● PROBLEM: The required result is the number of lines below that hold the word "title", stated without anything else.

(Dataset rows for apps and sites)
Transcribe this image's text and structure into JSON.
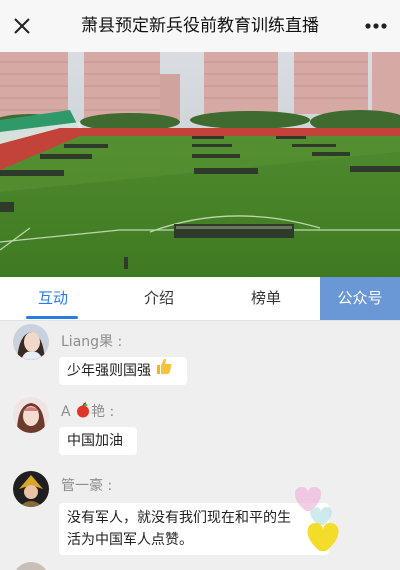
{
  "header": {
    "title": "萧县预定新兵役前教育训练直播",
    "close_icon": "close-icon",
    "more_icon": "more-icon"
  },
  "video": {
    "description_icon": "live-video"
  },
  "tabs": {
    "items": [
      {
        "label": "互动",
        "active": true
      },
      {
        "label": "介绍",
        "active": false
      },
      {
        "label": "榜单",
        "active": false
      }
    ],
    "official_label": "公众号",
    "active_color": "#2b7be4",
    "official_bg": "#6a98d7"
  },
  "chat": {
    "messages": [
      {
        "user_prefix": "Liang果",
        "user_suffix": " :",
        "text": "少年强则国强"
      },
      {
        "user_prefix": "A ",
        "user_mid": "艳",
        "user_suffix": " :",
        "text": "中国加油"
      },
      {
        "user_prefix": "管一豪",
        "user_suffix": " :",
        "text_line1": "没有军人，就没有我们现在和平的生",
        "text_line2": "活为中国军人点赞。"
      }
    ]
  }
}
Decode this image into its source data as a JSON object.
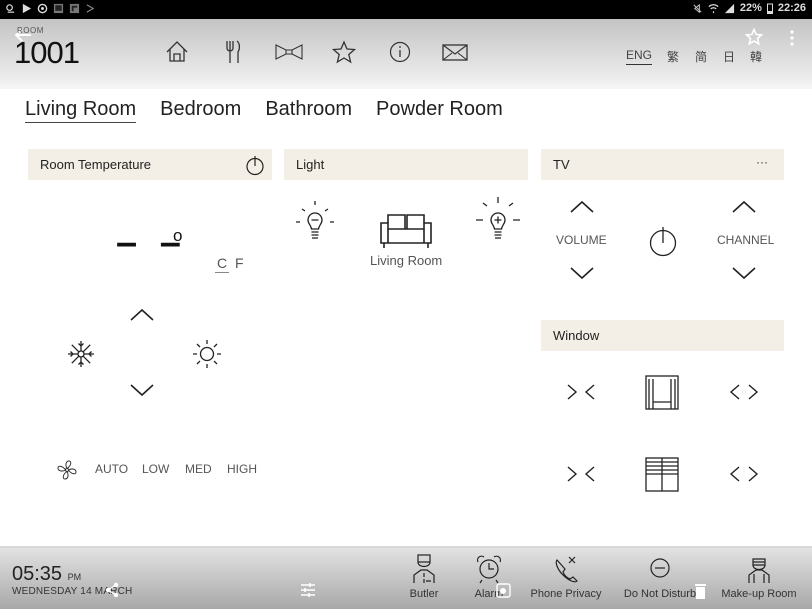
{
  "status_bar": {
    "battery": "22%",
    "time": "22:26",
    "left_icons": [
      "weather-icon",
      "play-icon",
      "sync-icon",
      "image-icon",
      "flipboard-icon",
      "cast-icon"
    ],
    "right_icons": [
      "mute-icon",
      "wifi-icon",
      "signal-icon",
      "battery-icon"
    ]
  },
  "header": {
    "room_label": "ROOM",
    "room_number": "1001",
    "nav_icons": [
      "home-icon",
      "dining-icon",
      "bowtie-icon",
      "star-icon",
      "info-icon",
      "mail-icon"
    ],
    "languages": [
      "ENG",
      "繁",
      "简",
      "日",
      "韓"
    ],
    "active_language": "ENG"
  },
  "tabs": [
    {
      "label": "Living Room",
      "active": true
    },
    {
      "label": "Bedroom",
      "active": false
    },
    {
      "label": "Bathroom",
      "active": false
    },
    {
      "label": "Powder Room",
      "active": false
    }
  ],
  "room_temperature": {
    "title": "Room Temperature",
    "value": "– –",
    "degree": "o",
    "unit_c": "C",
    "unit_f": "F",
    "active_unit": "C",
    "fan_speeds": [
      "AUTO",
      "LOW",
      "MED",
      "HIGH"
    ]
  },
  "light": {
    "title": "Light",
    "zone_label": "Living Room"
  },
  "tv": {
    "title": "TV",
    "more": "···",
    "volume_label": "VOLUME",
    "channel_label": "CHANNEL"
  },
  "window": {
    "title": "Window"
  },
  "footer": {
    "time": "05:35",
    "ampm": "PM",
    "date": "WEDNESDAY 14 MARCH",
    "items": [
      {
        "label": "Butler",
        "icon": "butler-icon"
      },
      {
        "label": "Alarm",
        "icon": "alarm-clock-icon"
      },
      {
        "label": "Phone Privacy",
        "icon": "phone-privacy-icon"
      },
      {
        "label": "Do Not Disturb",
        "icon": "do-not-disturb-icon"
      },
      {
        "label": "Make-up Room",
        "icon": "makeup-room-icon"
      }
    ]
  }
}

● FINISHED TASK: 5